Copy out all of the entries below without any change.

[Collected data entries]
****************************************
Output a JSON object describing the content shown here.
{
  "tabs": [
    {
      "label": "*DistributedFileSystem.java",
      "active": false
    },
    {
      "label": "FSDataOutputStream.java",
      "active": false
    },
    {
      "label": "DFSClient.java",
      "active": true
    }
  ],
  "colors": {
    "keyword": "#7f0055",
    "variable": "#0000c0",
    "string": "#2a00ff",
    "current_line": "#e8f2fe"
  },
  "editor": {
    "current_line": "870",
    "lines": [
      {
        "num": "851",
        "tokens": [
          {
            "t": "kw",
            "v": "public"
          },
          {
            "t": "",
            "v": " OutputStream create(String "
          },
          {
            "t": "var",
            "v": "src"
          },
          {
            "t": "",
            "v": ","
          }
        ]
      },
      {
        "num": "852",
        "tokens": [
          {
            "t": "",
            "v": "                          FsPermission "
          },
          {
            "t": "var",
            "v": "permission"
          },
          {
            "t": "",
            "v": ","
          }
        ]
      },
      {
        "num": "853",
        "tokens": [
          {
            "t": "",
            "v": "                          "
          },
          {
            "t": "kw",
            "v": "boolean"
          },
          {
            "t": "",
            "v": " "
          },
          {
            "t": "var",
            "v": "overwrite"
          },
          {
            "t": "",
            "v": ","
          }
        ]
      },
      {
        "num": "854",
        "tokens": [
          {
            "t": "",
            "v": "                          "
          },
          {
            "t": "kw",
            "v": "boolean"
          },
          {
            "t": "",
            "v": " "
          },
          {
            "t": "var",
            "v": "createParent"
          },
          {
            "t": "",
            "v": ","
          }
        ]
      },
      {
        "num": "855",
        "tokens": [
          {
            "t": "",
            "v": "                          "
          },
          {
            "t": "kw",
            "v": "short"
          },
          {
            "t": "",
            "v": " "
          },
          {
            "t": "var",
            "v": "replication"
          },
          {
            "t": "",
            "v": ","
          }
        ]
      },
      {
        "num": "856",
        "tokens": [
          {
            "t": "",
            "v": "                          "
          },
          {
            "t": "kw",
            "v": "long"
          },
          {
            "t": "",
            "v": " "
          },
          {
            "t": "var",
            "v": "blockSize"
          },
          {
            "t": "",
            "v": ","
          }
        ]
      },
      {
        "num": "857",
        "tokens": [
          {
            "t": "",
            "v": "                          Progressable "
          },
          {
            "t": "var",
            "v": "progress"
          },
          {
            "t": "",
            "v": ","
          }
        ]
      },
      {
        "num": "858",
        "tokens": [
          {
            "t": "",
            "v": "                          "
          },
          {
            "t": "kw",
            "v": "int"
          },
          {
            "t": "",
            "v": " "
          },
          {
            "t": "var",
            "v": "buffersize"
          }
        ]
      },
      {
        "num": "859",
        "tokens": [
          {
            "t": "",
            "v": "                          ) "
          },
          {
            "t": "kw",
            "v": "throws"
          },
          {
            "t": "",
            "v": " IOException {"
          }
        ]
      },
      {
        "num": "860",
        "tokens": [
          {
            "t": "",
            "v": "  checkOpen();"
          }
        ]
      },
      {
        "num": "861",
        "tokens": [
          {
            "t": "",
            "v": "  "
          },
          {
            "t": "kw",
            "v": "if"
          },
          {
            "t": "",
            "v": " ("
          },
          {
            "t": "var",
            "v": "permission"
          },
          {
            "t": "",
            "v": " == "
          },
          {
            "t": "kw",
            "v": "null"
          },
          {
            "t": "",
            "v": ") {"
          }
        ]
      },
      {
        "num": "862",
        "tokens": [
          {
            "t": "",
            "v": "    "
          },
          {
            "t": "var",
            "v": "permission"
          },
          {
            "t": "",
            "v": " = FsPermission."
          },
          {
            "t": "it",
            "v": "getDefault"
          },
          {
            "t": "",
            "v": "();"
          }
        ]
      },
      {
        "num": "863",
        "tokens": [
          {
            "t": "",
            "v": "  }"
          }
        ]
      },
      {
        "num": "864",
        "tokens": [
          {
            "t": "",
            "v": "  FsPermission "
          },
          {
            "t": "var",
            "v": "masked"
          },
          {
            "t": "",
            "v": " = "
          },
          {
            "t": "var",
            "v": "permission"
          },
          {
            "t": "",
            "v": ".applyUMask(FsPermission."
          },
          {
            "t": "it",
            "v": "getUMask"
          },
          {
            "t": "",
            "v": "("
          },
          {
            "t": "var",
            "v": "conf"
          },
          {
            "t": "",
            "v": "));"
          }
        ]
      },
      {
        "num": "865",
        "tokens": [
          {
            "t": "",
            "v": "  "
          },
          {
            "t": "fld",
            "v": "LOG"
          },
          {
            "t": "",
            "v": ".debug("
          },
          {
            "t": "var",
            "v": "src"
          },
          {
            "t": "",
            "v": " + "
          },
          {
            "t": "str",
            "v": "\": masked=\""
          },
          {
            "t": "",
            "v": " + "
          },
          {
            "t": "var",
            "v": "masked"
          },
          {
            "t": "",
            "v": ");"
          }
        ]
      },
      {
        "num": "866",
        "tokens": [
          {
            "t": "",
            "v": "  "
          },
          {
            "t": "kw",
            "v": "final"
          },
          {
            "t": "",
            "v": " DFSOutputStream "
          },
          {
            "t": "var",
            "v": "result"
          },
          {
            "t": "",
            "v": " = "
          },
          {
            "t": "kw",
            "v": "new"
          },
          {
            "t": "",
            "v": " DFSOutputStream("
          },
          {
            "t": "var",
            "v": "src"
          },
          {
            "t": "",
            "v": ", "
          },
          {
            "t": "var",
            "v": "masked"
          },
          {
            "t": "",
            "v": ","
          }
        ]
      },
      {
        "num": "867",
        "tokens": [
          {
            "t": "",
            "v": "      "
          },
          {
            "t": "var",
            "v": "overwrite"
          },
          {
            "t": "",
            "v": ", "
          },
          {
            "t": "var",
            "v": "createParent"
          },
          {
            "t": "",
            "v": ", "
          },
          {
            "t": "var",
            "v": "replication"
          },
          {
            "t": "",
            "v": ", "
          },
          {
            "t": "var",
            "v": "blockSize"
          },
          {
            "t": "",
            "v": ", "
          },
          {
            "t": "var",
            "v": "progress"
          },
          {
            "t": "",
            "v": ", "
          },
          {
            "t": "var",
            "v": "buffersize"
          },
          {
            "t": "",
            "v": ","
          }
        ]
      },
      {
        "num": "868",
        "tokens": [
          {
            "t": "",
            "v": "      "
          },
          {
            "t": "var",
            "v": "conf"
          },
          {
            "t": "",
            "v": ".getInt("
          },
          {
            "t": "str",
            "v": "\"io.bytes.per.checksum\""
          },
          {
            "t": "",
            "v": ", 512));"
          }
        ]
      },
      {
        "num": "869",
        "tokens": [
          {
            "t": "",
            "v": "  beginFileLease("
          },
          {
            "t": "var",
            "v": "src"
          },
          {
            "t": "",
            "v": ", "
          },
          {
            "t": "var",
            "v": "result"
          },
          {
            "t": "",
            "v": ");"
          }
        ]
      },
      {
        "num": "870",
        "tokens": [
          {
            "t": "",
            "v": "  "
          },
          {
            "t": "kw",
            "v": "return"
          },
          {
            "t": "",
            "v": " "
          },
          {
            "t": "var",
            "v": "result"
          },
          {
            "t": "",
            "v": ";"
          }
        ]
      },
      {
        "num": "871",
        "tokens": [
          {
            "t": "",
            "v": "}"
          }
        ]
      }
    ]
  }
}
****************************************
TASK SOLUTION:
Output a JSON object describing the content shown here.
{
  "tabs": [
    {
      "label": "*DistributedFileSystem.java",
      "active": false
    },
    {
      "label": "FSDataOutputStream.java",
      "active": false
    },
    {
      "label": "DFSClient.java",
      "active": true
    }
  ],
  "colors": {
    "keyword": "#7f0055",
    "variable": "#0000c0",
    "string": "#2a00ff",
    "current_line": "#e8f2fe"
  },
  "editor": {
    "current_line": "870",
    "lines": [
      {
        "num": "851",
        "tokens": [
          {
            "t": "kw",
            "v": "public"
          },
          {
            "t": "",
            "v": " OutputStream create(String "
          },
          {
            "t": "var",
            "v": "src"
          },
          {
            "t": "",
            "v": ","
          }
        ]
      },
      {
        "num": "852",
        "tokens": [
          {
            "t": "",
            "v": "                          FsPermission "
          },
          {
            "t": "var",
            "v": "permission"
          },
          {
            "t": "",
            "v": ","
          }
        ]
      },
      {
        "num": "853",
        "tokens": [
          {
            "t": "",
            "v": "                          "
          },
          {
            "t": "kw",
            "v": "boolean"
          },
          {
            "t": "",
            "v": " "
          },
          {
            "t": "var",
            "v": "overwrite"
          },
          {
            "t": "",
            "v": ","
          }
        ]
      },
      {
        "num": "854",
        "tokens": [
          {
            "t": "",
            "v": "                          "
          },
          {
            "t": "kw",
            "v": "boolean"
          },
          {
            "t": "",
            "v": " "
          },
          {
            "t": "var",
            "v": "createParent"
          },
          {
            "t": "",
            "v": ","
          }
        ]
      },
      {
        "num": "855",
        "tokens": [
          {
            "t": "",
            "v": "                          "
          },
          {
            "t": "kw",
            "v": "short"
          },
          {
            "t": "",
            "v": " "
          },
          {
            "t": "var",
            "v": "replication"
          },
          {
            "t": "",
            "v": ","
          }
        ]
      },
      {
        "num": "856",
        "tokens": [
          {
            "t": "",
            "v": "                          "
          },
          {
            "t": "kw",
            "v": "long"
          },
          {
            "t": "",
            "v": " "
          },
          {
            "t": "var",
            "v": "blockSize"
          },
          {
            "t": "",
            "v": ","
          }
        ]
      },
      {
        "num": "857",
        "tokens": [
          {
            "t": "",
            "v": "                          Progressable "
          },
          {
            "t": "var",
            "v": "progress"
          },
          {
            "t": "",
            "v": ","
          }
        ]
      },
      {
        "num": "858",
        "tokens": [
          {
            "t": "",
            "v": "                          "
          },
          {
            "t": "kw",
            "v": "int"
          },
          {
            "t": "",
            "v": " "
          },
          {
            "t": "var",
            "v": "buffersize"
          }
        ]
      },
      {
        "num": "859",
        "tokens": [
          {
            "t": "",
            "v": "                          ) "
          },
          {
            "t": "kw",
            "v": "throws"
          },
          {
            "t": "",
            "v": " IOException {"
          }
        ]
      },
      {
        "num": "860",
        "tokens": [
          {
            "t": "",
            "v": "  checkOpen();"
          }
        ]
      },
      {
        "num": "861",
        "tokens": [
          {
            "t": "",
            "v": "  "
          },
          {
            "t": "kw",
            "v": "if"
          },
          {
            "t": "",
            "v": " ("
          },
          {
            "t": "var",
            "v": "permission"
          },
          {
            "t": "",
            "v": " == "
          },
          {
            "t": "kw",
            "v": "null"
          },
          {
            "t": "",
            "v": ") {"
          }
        ]
      },
      {
        "num": "862",
        "tokens": [
          {
            "t": "",
            "v": "    "
          },
          {
            "t": "var",
            "v": "permission"
          },
          {
            "t": "",
            "v": " = FsPermission."
          },
          {
            "t": "it",
            "v": "getDefault"
          },
          {
            "t": "",
            "v": "();"
          }
        ]
      },
      {
        "num": "863",
        "tokens": [
          {
            "t": "",
            "v": "  }"
          }
        ]
      },
      {
        "num": "864",
        "tokens": [
          {
            "t": "",
            "v": "  FsPermission "
          },
          {
            "t": "var",
            "v": "masked"
          },
          {
            "t": "",
            "v": " = "
          },
          {
            "t": "var",
            "v": "permission"
          },
          {
            "t": "",
            "v": ".applyUMask(FsPermission."
          },
          {
            "t": "it",
            "v": "getUMask"
          },
          {
            "t": "",
            "v": "("
          },
          {
            "t": "var",
            "v": "conf"
          },
          {
            "t": "",
            "v": "));"
          }
        ]
      },
      {
        "num": "865",
        "tokens": [
          {
            "t": "",
            "v": "  "
          },
          {
            "t": "fld",
            "v": "LOG"
          },
          {
            "t": "",
            "v": ".debug("
          },
          {
            "t": "var",
            "v": "src"
          },
          {
            "t": "",
            "v": " + "
          },
          {
            "t": "str",
            "v": "\": masked=\""
          },
          {
            "t": "",
            "v": " + "
          },
          {
            "t": "var",
            "v": "masked"
          },
          {
            "t": "",
            "v": ");"
          }
        ]
      },
      {
        "num": "866",
        "tokens": [
          {
            "t": "",
            "v": "  "
          },
          {
            "t": "kw",
            "v": "final"
          },
          {
            "t": "",
            "v": " DFSOutputStream "
          },
          {
            "t": "var",
            "v": "result"
          },
          {
            "t": "",
            "v": " = "
          },
          {
            "t": "kw",
            "v": "new"
          },
          {
            "t": "",
            "v": " DFSOutputStream("
          },
          {
            "t": "var",
            "v": "src"
          },
          {
            "t": "",
            "v": ", "
          },
          {
            "t": "var",
            "v": "masked"
          },
          {
            "t": "",
            "v": ","
          }
        ]
      },
      {
        "num": "867",
        "tokens": [
          {
            "t": "",
            "v": "      "
          },
          {
            "t": "var",
            "v": "overwrite"
          },
          {
            "t": "",
            "v": ", "
          },
          {
            "t": "var",
            "v": "createParent"
          },
          {
            "t": "",
            "v": ", "
          },
          {
            "t": "var",
            "v": "replication"
          },
          {
            "t": "",
            "v": ", "
          },
          {
            "t": "var",
            "v": "blockSize"
          },
          {
            "t": "",
            "v": ", "
          },
          {
            "t": "var",
            "v": "progress"
          },
          {
            "t": "",
            "v": ", "
          },
          {
            "t": "var",
            "v": "buffersize"
          },
          {
            "t": "",
            "v": ","
          }
        ]
      },
      {
        "num": "868",
        "tokens": [
          {
            "t": "",
            "v": "      "
          },
          {
            "t": "var",
            "v": "conf"
          },
          {
            "t": "",
            "v": ".getInt("
          },
          {
            "t": "str",
            "v": "\"io.bytes.per.checksum\""
          },
          {
            "t": "",
            "v": ", 512));"
          }
        ]
      },
      {
        "num": "869",
        "tokens": [
          {
            "t": "",
            "v": "  beginFileLease("
          },
          {
            "t": "var",
            "v": "src"
          },
          {
            "t": "",
            "v": ", "
          },
          {
            "t": "var",
            "v": "result"
          },
          {
            "t": "",
            "v": ");"
          }
        ]
      },
      {
        "num": "870",
        "tokens": [
          {
            "t": "",
            "v": "  "
          },
          {
            "t": "kw",
            "v": "return"
          },
          {
            "t": "",
            "v": " "
          },
          {
            "t": "var",
            "v": "result"
          },
          {
            "t": "",
            "v": ";"
          }
        ]
      },
      {
        "num": "871",
        "tokens": [
          {
            "t": "",
            "v": "}"
          }
        ]
      }
    ]
  }
}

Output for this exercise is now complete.